45 —-> 55
Sheppard really started developing his game a year ago as a fourth line winger with four strong games heading into the Olympic break. Furthermore, points in five straight games from Feb. 5 through March 4, really jump started his season. He would get bumped into the third line center position where he started racking up points in bunches. Sheppard finished the month of March with 11 points in 15 games.
Despite the offensive success, there were a couple of concerns with Sheppard at the center position. First and foremost was that he did seem to spend quite a bit of time in his own zone despite the offensive success. Part of the reasoning for that was his abysmal face-off percentage at just 45%. For the season, his corsi-for percentage was a respectable 52.8% but this year that is up to 55.9%. Speaking of 55%, amazingly, and I do mean AMAZINGLY, that was his current face-off percentage going into the last game against Boston.
— Ben Guerrero (@brguerrero) December 3, 2014
Now perhaps followers of other teams have seen players make similar jumps, but a centerman improving his face-off percentage by 10% in a single offseason is something I’ve never heard of before. For his career, Sheppard is still just at 43.4%, but this year, his now 54% success rate (had a tough night in the circle against the Bruins) is still right up there with elite face-off teammates Joe Thornton and Joe Pavelski (55.9 and 55.7 respectively). Going from a poor percentage to a fantastic percentage is something we simply don’t see very often, yet Sheppard has found a way to do it.
Much Needed Depth
While some will say face-offs are overrated in terms of possession analytics, starting with the puck is still advantageous no matter how small of a difference. We have all season games where goals are scored late in the third period to tie the game shortly after an offensive zone face-of win by the trailing team. Little things do add up over time, face-offs are just one of them.

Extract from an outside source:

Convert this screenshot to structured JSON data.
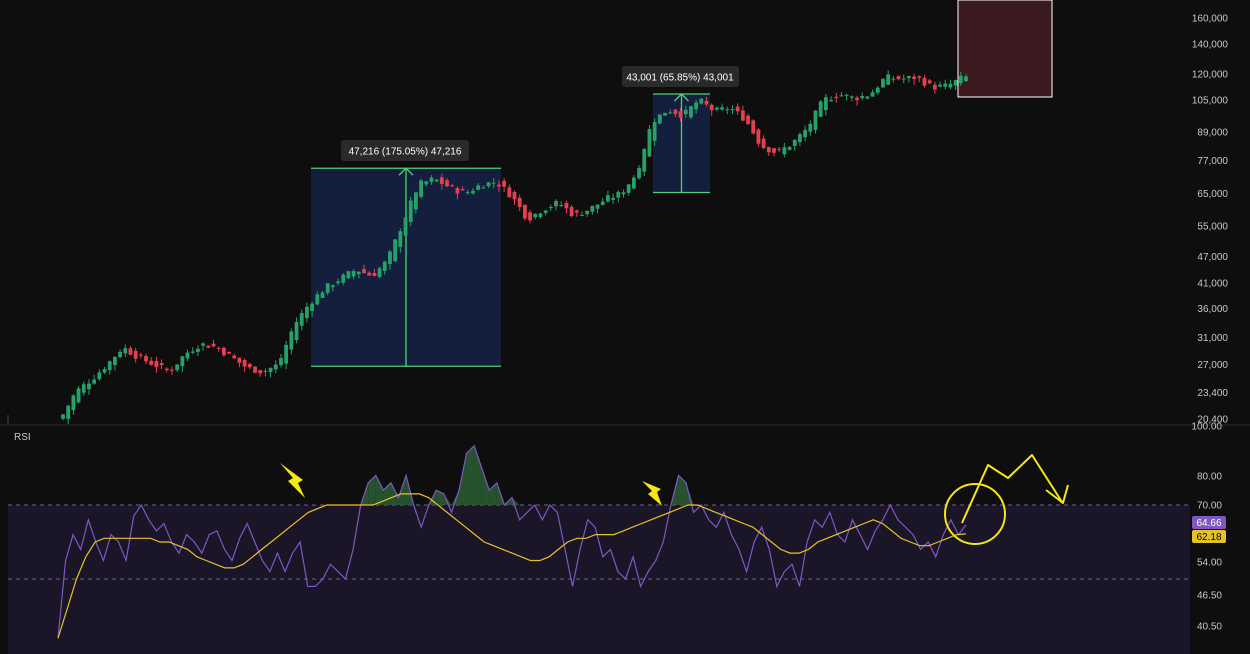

Thus far on the season, Sheppard has picked up eight points in 21 games, which would be about a 30 point 82 game game pace. That is solid production from a third line center. The key though is being able to rely on him in all three zones. Now there is still little doubt that Joe Pavelski centering the third line would make the Sharks deeper and a harder team to play against but Sheppard is certainly growing his game. If he can continue to improve, and his line with Tyler Kennedy and Matt Nieto keeps playing well, perhaps the Sharks (gasp) could have three legitimate scoring lines with Pavelski remaining in the top-six. That play of the current third line is by far the biggest positive of San Jose’s current three game win streak as they haven’t had much depth during their early season struggles.